Here, I’ll outline how computer software can assist you in transposing music for the alto flute.
- Transposition Tools: One of the primary ways computer software can help with alto flute transposition is through specialized transposition tools. These tools allow you to input the original sheet music and indicate your desired key or pitch for the alto flute. The software will then automatically transpose all the notes for you, saving you time and effort.
- Music Notation Software: Popular music notation software such as Sibelius or Finale offer features that simplify transposing music for different instruments. These programs allow you to easily change the key of a piece and automatically transpose all the notes accordingly. You can also make adjustments to accommodate specific instrumental ranges and create clean and professional-looking sheet music.
- Audio Preview: Some computer software programs provide an audio preview feature that lets you listen to how your transposed music will sound on an alto flute before printing or performing it live. This allows you to ensure accuracy and make any necessary adjustments before finalizing your transposed score.
- MIDI Integration: Many transposition software comes with MIDI integration capabilities, allowing you to connect your computer directly to a MIDI keyboard or electronic wind instrument (EWI). This integration enables real-time note input and playback, making it easier to experiment with different key signatures on your alto flute.
- Educational Resources: Certain computer applications also offer educational resources specific to transpose’s topic/courses/music theory lessons/intermediate & advanced tutorials that can help musicians understand more about transposing music for the alto flute. These resources may include interactive exercises, videos, and explanations to enhance your understanding of transposition principles.
It’s important to note that while computer software can be a valuable tool in transposing music for the alto flute, it is still crucial to have a solid foundation in music theory and an understanding of the alto flute’s unique characteristics.
Computer software should be seen as a helpful aid rather than a replacement for musicianship skills.
FAQs about Alto Flute Transposition
Why does the alto flute need transposition?
The alto flute is pitched in G, which means that when you read or play a C on the alto flute, it sounds like a concert G. Transposition is necessary to ensure that the music played on the alto flute corresponds correctly to the notes written on the sheet music.
Can I use a transposition chart to help with alto flute transposition?
Yes, utilizing a transposition chart can be an excellent tool for alto flute players. It provides a clear reference guide, enabling you to easily adjust your sheet music and play with accuracy in the correct key.
How do I transpose music from G to C for the alto flute?
To transpose music from G to C for the alto flute, simply subtract two sharps or add two flats from each note’s key signature. This will effectively convert the sheet music from its original key of G to C.
How do I transpose music from C to G on the alto flute?
To transpose music from C to G on the alto flute, you need to add two sharps or subtract two flats from each note’s key signature. This adjustment will allow you to play your sheet music in G while effectively transposing it from its original key of C.
Can computer software be helpful for transposing music for the alto flute?
Yes, various computer programs and software applications are available that aid in transposing music.

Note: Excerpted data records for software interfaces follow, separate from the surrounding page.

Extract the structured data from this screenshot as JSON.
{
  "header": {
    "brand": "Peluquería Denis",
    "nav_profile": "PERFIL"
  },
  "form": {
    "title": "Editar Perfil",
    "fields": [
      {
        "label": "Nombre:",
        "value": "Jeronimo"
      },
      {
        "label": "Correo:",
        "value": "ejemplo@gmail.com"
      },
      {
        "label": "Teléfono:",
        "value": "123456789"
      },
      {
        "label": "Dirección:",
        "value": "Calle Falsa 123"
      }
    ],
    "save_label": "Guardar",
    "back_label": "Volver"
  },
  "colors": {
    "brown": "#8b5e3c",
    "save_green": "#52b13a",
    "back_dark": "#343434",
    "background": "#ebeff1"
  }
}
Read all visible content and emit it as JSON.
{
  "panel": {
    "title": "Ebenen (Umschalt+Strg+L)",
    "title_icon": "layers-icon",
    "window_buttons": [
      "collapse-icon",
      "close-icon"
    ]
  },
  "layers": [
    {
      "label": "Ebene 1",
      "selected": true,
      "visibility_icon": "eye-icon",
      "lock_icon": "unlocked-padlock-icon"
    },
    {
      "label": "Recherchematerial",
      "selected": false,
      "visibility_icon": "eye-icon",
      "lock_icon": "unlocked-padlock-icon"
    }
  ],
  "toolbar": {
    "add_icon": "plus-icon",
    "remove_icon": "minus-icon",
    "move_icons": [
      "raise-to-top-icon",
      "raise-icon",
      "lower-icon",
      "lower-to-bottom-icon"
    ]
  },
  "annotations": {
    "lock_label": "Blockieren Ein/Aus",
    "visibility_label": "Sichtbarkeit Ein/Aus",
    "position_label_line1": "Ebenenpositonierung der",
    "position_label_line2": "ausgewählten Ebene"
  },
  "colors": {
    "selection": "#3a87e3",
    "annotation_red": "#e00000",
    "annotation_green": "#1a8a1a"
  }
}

These tools can automatically transpose your sheet music for you, saving time and ensuring accuracy.
Understanding alto flute transposition is crucial for any flutist looking to play the alto flute in G.
By utilizing transposition charts and following step-by-step instructions, musicians can successfully transpose their music between the C and G flutes.

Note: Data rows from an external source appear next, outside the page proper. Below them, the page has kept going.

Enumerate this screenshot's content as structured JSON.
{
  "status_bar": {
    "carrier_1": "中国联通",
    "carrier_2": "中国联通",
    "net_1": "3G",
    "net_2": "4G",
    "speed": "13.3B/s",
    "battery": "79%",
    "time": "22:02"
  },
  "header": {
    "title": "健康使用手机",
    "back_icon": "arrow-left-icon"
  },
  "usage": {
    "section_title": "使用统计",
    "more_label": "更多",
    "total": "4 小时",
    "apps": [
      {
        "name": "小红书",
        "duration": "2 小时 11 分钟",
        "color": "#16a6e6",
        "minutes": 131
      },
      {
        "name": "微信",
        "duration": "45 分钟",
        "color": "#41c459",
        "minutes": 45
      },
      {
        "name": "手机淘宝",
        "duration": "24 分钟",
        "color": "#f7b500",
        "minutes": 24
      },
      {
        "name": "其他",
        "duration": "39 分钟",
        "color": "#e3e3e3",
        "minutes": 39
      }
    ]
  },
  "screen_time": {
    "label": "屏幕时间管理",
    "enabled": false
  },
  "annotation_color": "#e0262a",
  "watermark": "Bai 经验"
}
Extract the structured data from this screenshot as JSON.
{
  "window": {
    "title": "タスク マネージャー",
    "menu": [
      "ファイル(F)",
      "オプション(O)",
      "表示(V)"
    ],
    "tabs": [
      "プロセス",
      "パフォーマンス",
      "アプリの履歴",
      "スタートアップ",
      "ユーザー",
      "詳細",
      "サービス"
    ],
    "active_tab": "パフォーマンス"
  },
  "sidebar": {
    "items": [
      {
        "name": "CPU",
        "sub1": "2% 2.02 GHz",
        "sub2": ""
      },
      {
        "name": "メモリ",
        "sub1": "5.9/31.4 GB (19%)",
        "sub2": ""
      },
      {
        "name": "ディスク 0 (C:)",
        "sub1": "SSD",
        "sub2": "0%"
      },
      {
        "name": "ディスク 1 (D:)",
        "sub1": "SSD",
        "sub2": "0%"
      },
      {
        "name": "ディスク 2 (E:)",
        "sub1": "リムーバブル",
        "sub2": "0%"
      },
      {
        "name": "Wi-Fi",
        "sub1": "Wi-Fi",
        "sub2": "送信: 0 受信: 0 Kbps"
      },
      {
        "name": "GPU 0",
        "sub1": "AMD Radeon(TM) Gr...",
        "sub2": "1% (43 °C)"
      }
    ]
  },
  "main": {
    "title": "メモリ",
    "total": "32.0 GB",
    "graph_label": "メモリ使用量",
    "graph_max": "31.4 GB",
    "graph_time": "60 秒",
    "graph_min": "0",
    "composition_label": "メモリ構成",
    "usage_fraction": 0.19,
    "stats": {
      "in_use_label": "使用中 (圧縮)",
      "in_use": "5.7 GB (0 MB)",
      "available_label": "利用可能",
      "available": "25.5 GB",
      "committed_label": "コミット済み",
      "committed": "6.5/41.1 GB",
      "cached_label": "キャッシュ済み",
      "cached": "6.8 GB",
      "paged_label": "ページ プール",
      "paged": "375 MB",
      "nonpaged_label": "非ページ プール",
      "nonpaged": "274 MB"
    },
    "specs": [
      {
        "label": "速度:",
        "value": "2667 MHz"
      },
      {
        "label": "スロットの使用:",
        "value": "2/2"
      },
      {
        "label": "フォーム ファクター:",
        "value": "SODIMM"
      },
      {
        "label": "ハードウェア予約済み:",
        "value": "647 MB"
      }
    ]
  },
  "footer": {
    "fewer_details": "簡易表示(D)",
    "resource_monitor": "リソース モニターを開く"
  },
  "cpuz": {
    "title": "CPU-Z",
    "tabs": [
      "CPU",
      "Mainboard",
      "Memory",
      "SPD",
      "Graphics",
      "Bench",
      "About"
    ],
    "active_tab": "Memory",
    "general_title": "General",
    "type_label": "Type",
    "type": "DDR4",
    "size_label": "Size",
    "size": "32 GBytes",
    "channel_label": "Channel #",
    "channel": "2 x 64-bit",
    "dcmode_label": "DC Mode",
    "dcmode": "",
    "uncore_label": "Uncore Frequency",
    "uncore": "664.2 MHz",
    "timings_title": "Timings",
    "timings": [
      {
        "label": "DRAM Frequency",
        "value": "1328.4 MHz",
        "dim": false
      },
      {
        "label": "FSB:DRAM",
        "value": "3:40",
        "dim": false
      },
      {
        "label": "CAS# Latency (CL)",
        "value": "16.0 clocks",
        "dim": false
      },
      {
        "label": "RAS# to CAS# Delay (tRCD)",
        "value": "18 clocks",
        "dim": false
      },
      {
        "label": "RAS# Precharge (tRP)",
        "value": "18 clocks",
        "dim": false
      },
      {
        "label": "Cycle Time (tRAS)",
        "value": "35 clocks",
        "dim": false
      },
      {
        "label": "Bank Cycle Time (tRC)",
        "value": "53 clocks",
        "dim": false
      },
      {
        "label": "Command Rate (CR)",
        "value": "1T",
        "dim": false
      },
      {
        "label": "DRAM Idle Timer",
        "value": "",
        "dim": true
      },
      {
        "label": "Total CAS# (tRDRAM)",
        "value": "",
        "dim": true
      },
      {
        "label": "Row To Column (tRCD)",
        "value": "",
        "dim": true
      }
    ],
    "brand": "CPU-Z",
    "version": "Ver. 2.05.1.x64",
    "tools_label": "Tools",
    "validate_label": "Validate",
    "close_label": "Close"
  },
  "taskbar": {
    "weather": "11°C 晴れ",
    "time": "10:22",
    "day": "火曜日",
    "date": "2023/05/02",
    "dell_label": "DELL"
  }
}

Computer software can be a valuable tool in aiding the transposition process.
With a solid grasp of alto flute transposition, flutists can confidently navigate through musical pieces and contribute to various ensembles with ease.